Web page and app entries
=== Begin Enclosure ===

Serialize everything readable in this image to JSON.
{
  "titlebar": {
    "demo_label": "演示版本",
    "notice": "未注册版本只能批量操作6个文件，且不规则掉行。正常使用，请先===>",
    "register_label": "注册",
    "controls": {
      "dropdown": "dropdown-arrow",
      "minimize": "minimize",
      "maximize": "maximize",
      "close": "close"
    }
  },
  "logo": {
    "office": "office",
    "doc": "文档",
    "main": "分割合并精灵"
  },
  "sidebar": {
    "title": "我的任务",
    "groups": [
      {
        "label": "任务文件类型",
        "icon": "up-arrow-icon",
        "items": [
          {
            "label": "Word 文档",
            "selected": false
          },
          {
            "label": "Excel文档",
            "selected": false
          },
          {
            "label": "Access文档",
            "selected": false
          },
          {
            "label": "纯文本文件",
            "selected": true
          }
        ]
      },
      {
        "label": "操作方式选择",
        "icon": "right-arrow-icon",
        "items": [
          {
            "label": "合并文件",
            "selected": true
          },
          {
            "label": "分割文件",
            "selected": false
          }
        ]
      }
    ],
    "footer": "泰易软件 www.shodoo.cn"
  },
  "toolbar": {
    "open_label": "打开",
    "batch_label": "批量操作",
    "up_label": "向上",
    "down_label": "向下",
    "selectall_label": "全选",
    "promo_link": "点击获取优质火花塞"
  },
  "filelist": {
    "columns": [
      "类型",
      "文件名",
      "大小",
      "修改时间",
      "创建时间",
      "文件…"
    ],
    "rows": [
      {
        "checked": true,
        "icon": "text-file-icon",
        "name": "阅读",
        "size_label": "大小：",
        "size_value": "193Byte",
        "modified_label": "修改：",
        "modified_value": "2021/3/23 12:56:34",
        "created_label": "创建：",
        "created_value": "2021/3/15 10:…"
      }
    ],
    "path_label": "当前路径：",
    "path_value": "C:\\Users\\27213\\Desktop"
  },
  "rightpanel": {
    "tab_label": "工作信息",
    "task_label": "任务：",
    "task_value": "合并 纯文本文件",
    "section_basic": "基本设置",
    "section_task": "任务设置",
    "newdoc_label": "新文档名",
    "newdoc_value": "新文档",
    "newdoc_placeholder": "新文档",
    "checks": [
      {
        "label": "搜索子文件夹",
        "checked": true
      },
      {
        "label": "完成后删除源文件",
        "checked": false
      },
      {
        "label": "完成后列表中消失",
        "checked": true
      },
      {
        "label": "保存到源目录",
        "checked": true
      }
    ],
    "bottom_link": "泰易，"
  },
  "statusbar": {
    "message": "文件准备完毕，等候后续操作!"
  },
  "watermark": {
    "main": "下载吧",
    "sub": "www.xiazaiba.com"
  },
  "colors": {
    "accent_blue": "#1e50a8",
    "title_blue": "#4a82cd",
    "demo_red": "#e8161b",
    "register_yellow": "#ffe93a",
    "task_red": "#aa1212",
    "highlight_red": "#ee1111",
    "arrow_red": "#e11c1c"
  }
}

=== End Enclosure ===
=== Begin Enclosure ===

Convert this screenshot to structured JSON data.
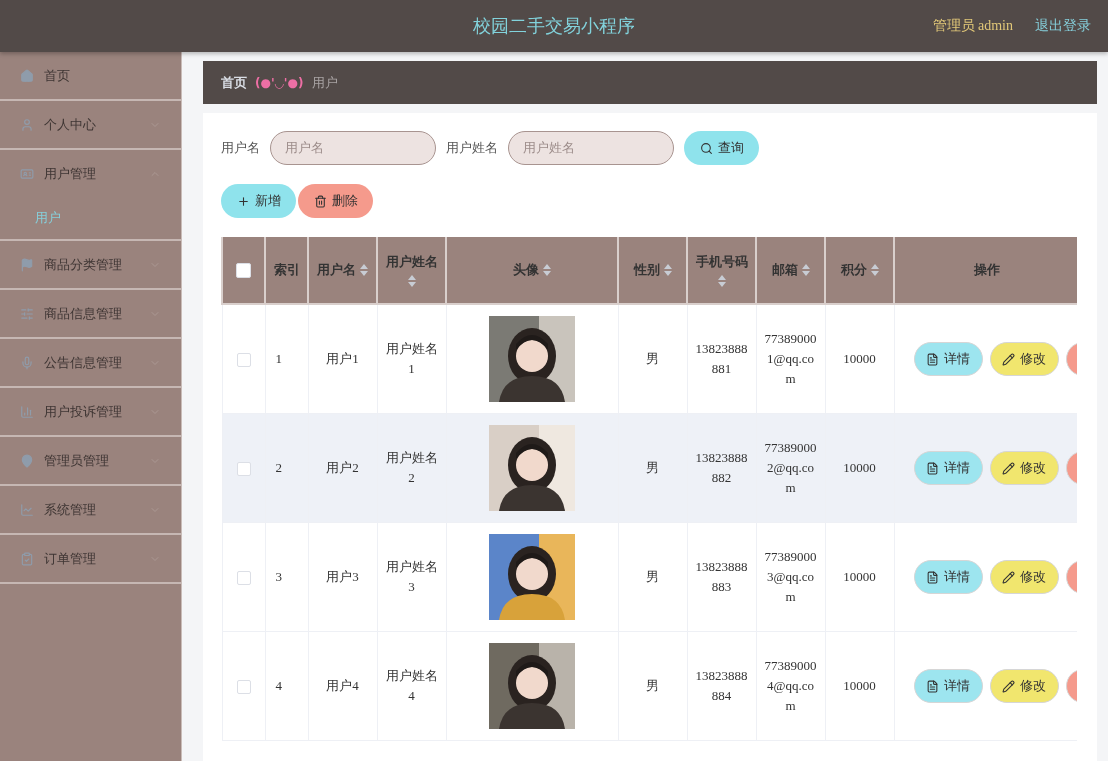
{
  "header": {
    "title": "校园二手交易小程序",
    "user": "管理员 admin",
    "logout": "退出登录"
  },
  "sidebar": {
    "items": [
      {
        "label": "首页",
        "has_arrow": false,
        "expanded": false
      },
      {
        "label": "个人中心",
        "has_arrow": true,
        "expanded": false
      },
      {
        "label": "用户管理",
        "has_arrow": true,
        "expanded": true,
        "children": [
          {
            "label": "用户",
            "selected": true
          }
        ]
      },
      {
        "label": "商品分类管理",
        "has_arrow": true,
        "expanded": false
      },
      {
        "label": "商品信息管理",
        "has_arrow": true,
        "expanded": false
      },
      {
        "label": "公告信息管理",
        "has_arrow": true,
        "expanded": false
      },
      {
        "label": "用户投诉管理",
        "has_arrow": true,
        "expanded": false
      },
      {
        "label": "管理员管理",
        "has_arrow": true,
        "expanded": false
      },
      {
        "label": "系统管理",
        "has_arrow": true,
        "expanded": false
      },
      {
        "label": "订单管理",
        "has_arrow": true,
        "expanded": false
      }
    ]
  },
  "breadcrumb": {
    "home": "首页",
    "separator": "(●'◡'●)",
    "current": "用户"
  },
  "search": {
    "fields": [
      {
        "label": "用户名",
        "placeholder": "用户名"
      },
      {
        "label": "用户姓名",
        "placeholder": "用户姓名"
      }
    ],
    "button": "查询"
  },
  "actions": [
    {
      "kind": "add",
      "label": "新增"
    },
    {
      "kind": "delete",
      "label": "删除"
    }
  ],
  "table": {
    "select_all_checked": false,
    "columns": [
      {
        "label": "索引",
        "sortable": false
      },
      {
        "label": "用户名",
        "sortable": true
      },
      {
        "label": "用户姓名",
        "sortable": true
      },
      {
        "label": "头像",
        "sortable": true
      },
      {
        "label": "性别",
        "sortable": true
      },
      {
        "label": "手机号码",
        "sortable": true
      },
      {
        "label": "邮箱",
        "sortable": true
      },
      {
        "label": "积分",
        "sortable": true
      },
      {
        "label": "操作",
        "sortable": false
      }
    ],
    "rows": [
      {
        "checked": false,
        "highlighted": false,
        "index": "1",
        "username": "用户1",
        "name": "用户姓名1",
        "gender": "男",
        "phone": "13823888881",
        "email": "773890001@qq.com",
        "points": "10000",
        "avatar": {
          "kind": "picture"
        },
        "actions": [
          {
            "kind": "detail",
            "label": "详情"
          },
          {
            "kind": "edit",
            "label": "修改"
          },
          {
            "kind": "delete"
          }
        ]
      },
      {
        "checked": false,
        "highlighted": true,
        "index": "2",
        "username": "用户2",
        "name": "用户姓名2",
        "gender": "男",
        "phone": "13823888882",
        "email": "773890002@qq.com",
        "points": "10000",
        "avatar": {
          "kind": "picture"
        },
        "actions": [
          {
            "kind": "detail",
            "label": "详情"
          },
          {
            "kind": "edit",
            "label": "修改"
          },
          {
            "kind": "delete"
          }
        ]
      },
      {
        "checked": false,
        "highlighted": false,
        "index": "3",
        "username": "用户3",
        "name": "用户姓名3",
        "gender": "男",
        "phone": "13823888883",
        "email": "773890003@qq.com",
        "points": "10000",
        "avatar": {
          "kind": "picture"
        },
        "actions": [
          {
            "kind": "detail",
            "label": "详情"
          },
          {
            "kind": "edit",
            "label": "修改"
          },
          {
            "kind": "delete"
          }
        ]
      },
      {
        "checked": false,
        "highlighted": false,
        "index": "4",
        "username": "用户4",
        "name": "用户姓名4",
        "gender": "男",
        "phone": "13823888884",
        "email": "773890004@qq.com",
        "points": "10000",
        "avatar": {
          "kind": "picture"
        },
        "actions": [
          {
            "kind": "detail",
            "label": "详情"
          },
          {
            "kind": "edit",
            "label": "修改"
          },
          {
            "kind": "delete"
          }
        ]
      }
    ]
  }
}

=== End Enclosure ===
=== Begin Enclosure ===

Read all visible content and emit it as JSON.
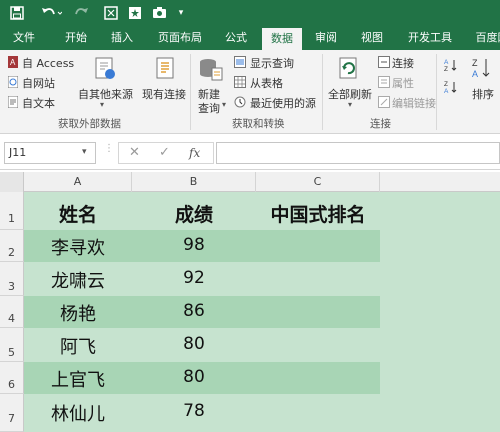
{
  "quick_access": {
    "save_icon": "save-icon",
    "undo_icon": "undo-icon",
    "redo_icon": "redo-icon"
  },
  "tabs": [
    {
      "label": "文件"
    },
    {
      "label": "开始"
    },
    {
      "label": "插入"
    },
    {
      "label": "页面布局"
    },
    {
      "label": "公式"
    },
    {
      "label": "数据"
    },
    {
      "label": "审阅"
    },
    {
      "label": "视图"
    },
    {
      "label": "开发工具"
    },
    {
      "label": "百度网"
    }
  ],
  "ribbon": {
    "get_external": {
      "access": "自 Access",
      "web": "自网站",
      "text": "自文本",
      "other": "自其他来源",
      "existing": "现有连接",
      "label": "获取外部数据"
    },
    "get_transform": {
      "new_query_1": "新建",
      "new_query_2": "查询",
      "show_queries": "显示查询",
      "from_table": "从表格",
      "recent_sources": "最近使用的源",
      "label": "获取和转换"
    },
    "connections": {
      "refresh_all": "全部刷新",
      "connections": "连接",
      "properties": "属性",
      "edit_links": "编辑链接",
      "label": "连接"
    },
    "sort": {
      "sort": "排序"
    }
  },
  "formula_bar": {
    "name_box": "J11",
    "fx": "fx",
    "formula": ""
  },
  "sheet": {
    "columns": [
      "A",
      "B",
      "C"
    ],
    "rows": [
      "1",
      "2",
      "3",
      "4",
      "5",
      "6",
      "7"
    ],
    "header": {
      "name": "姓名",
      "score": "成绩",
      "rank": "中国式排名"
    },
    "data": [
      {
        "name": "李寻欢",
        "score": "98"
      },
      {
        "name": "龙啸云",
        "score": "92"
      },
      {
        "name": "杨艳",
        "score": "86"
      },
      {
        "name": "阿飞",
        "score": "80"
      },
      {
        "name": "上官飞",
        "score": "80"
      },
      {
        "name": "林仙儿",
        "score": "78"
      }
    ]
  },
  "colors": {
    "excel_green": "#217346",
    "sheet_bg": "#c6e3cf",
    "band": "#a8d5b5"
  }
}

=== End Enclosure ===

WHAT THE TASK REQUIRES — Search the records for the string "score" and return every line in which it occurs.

SOLVED EXERCISE —
      "score": "成绩",
        "score": "98"
        "score": "92"
        "score": "86"
        "score": "80"
        "score": "80"
        "score": "78"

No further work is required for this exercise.